This Ridiculously Caffeinated Sunkist Sent Someone To The Hospital

When most people think of soda, they immediately think of options such as Coke, Sprite, or Pepsi. But one of the country's most popular soda choices, according to The Daily Meal, is actually Sunkist. The brand offers 10 flavors, though you are probably most familiar with its orange soda. Sunkist is one of the few sodas on the market not owned by the Coca-Cola Company or PepsiCo. Instead, Sunkist is an agricultural cooperative owned by various citrus growers from California and Arizona. The brand also makes pistachio milk and orange juice products, though its popular orange soda (and other flavors) is licensed under the Dr. Pepper/Seven Up brand name, per the Sunkist website.

Sunkist first hit the market in 1979 as a direct competitor to the popular Fanta orange soda. HuffPost once ranked Sunkist as the best-tasting orange soda on the market, though it's unclear whether it's also the best-selling. Despite its popularity, Sunkist came under fire about a decade ago when it accidentally added too much caffeine to its drinks — and the incident even led to hospitalizations.

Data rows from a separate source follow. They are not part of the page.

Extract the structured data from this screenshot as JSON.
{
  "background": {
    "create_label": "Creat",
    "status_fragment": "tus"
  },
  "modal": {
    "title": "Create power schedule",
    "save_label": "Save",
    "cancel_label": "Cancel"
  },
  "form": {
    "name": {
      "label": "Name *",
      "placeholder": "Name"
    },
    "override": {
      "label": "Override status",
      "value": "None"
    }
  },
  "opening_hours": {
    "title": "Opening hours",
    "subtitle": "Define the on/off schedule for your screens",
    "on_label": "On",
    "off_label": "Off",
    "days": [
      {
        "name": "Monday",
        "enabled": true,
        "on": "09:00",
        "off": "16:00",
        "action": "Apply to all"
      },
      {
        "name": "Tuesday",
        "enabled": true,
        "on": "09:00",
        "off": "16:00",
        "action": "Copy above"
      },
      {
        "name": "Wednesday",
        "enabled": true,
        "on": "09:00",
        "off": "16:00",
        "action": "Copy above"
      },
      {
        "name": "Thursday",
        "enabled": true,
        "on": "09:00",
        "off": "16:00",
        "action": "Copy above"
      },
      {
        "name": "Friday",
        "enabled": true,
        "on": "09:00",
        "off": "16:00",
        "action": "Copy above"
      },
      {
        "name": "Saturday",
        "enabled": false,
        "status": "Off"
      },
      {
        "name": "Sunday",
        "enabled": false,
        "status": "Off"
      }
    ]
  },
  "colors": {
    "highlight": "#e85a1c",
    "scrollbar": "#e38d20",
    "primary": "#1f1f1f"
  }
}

Sunkist once accidentally over-caffeinated its beverages

Most soda brands contain caffeine. A standard 12-ounce can of Coke contains 34 milligrams of caffeine, per the soda company's website. Sunkist, however, once had much more. When Sunkist first hit the market, The Daily Meal reported that a standard can contained 41 milligrams of caffeine. However, a bad batch of Sunkist once resulted in roughly five times that amount ending up in the drinks. According to the book "Caffeinated: How Our Daily Habit Helps, Hurts, and Hooks Us," Sunkist mistakenly infused its 12-ounce soda cans with a whopping 238 milligrams of caffeine in 2010. The book reports that Sunkist received complaints of people saying the soda had developed an odd medicinal flavor. Others complained of "throwing up and even going to the hospital overnight."

As a result, Sunkist had to pull more than 4,000 cases of soda from store shelves. The book adds that the three employees who oversaw the production process were subsequently fired. Years later, Sunkist eventually lowered its caffeine content to only 19 milligrams, which is where it stands today.